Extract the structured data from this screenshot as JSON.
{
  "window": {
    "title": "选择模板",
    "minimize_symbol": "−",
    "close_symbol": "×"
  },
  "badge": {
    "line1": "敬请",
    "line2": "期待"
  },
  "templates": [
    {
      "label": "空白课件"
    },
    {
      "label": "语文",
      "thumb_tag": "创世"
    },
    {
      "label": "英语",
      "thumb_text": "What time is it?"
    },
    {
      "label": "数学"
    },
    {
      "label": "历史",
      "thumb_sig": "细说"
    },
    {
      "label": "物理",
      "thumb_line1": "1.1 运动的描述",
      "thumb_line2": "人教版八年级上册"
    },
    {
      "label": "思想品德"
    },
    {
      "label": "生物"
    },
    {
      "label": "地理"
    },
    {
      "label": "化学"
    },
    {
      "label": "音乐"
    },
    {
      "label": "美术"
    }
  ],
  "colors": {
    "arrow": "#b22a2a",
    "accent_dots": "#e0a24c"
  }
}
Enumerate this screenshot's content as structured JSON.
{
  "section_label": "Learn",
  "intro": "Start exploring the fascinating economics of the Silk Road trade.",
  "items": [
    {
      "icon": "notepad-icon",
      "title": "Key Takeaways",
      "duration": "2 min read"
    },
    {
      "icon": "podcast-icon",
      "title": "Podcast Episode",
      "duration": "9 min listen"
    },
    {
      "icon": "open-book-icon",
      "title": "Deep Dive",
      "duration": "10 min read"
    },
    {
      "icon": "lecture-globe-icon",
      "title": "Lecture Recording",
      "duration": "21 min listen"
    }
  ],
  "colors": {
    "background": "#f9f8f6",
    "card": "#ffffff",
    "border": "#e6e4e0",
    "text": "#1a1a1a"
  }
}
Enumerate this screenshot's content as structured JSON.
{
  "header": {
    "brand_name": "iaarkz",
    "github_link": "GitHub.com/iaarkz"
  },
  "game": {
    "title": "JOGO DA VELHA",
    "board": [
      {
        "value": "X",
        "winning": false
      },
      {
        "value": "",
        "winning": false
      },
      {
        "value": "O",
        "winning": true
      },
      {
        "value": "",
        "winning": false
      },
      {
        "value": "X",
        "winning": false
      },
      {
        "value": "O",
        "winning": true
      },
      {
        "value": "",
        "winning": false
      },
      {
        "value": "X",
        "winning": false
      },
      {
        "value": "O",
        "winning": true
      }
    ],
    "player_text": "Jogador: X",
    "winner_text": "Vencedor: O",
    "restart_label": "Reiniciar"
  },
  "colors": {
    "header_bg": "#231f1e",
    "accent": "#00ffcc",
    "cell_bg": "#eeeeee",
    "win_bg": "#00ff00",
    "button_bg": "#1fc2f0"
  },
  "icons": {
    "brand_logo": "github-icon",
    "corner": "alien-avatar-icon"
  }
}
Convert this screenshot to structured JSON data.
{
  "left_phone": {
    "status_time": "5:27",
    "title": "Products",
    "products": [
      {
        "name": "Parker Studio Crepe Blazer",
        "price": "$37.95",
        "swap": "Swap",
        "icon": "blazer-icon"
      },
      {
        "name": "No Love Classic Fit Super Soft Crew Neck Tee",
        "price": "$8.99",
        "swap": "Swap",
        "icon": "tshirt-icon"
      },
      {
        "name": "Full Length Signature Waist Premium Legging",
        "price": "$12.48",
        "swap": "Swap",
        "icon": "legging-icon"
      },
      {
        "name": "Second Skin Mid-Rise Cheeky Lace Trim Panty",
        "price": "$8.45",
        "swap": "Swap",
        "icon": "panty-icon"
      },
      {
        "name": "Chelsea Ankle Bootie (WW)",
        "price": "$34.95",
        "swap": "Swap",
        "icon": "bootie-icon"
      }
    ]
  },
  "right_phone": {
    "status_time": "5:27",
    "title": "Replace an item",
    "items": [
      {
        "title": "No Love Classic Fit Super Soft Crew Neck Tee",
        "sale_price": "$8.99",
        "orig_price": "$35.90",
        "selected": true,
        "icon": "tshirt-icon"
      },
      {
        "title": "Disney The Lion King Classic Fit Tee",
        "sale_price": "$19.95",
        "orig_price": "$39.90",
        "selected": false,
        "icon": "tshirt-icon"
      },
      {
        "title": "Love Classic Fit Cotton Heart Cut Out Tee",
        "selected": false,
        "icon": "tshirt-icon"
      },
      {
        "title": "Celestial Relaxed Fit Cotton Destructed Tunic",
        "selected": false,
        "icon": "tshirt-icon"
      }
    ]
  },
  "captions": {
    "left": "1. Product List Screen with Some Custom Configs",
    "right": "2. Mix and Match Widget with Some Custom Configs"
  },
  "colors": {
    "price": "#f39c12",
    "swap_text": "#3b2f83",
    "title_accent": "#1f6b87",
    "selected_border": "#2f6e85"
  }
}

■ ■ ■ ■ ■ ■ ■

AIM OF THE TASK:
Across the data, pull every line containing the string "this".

EXERCISE RESPONSE:
Extract the structured data from this screenshot as JSON.
Enumerate this screenshot's content as structured JSON.
Enumerate this screenshot's content as structured JSON.
Convert this screenshot to structured JSON data.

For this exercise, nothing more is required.